I am a humanist, but I realize that is a choice, not a truth. My humanism is human centered - it is of humans, by humans and for humans, not a consequence of something else. I value humans for their own sake, not as mere cogs in a dogmatic meat grinder, not because some fantasy figure commands me to, but of my own choice. I don't advocate honour killings or savage retributivistic mentalities.

I do not "believe in" - that is a mindset I do not engage in. I "believe that" and those beliefs are contingent on reality. Based on, corrected by, and about reality. Subject to change if reality requires it. Really, I posit, rather than believe.

Every new thing gets an "Oh. Cool!" from me. I critique the philosophies that are exclusion machines and conflict engines. I inquire. I explore. And I revel in that. I have come to posit that explorers are what we are, from our first breath. My greatest fear is hardening of the grey matter and ideological stances that cause grey matter to harden.

No one is going to save us. It's us, only us, we may rely upon. Even if I am wrong about that, it is still a practical starting point.

I advocate for honest negotiation of our social constructs, morality being one of them, with continuing negotiation being key - again, a journey, not an end. Dogmas and ideologies are dishonest negotiation. I recognize the difference between words and violence, and I see the difference between fantasy and reality. I understand the difference between the purely analytic and the synthetic. We can't find out about reality by building massive webworks of purely analytical structures, divorced from reality.

I am a philosophical skeptic, with a practical streak. This is not a contradiction. Doubt is not denial.
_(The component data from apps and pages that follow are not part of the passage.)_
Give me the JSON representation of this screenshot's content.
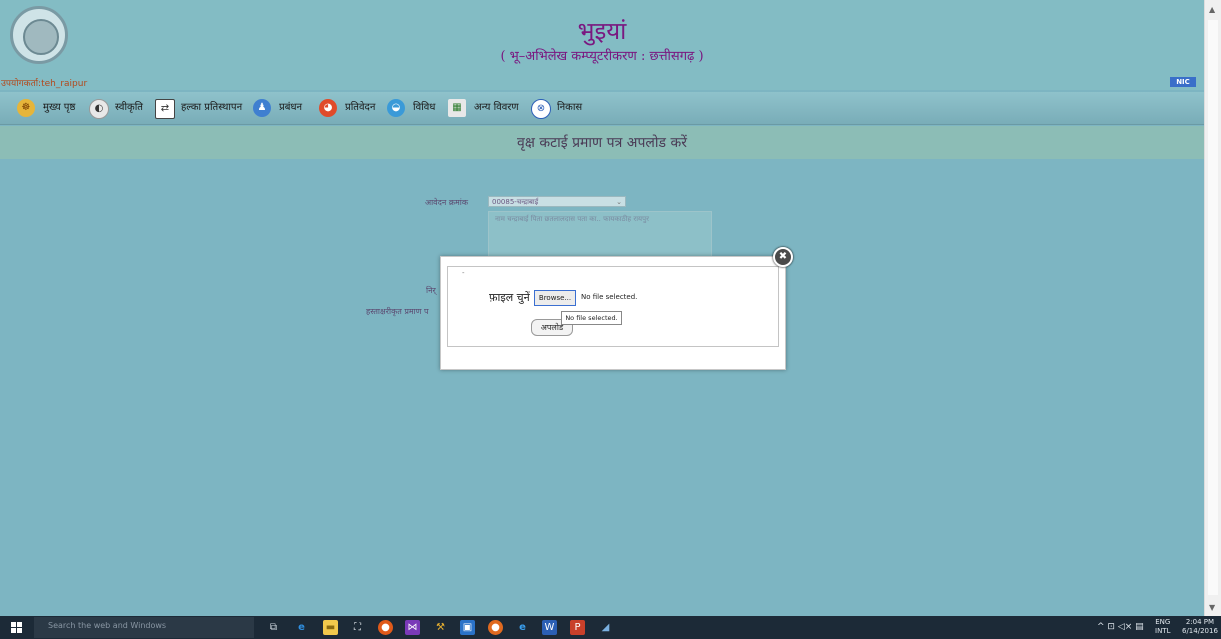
{
  "header": {
    "title": "भुइयां",
    "subtitle": "( भू–अभिलेख कम्प्यूटरीकरण : छत्तीसगढ़ )",
    "user_line": "उपयोगकर्ता:teh_raipur",
    "nic_badge": "NIC"
  },
  "menu": {
    "items": [
      {
        "label": "मुख्य पृष्ठ",
        "icon": "home-emblem-icon"
      },
      {
        "label": "स्वीकृति",
        "icon": "approval-icon"
      },
      {
        "label": "हल्का प्रतिस्थापन",
        "icon": "swap-arrows-icon"
      },
      {
        "label": "प्रबंधन",
        "icon": "people-icon"
      },
      {
        "label": "प्रतिवेदन",
        "icon": "report-icon"
      },
      {
        "label": "विविध",
        "icon": "misc-icon"
      },
      {
        "label": "अन्य विवरण",
        "icon": "details-icon"
      },
      {
        "label": "निकास",
        "icon": "exit-icon"
      }
    ]
  },
  "page": {
    "title": "वृक्ष कटाई प्रमाण पत्र अपलोड करें"
  },
  "form": {
    "application_label": "आवेदन क्रमांक",
    "application_value": "00085-चन्द्राबाई",
    "grid_header": "नाम  चन्द्राबाई   पिता   छतलालदास  पता  का..  फायकाठीह  रायपुर",
    "label_partial_1": "निर्",
    "label_partial_2": "हस्ताक्षरीकृत प्रमाण प"
  },
  "modal": {
    "legend": "-",
    "choose_file_label": "फ़ाइल चुनें",
    "browse_label": "Browse...",
    "no_file_text": "No file selected.",
    "tooltip_text": "No file selected.",
    "upload_label": "अपलोड",
    "close_glyph": "✖"
  },
  "taskbar": {
    "search_placeholder": "Search the web and Windows",
    "lang_top": "ENG",
    "lang_bottom": "INTL",
    "time": "2:04 PM",
    "date": "6/14/2016",
    "tray_icons": "^  ⊡  ◁×  ▤"
  },
  "colors": {
    "page_bg": "#7db5c2",
    "title_color": "#7a1880",
    "taskbar_bg": "#1c2a37"
  }
}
Of course, I am a work in progress, just like this description is, subject to revision... because that's really the defining characteristic of who I am, and that includes not just my empirical positings, but my non-empirical ones as well.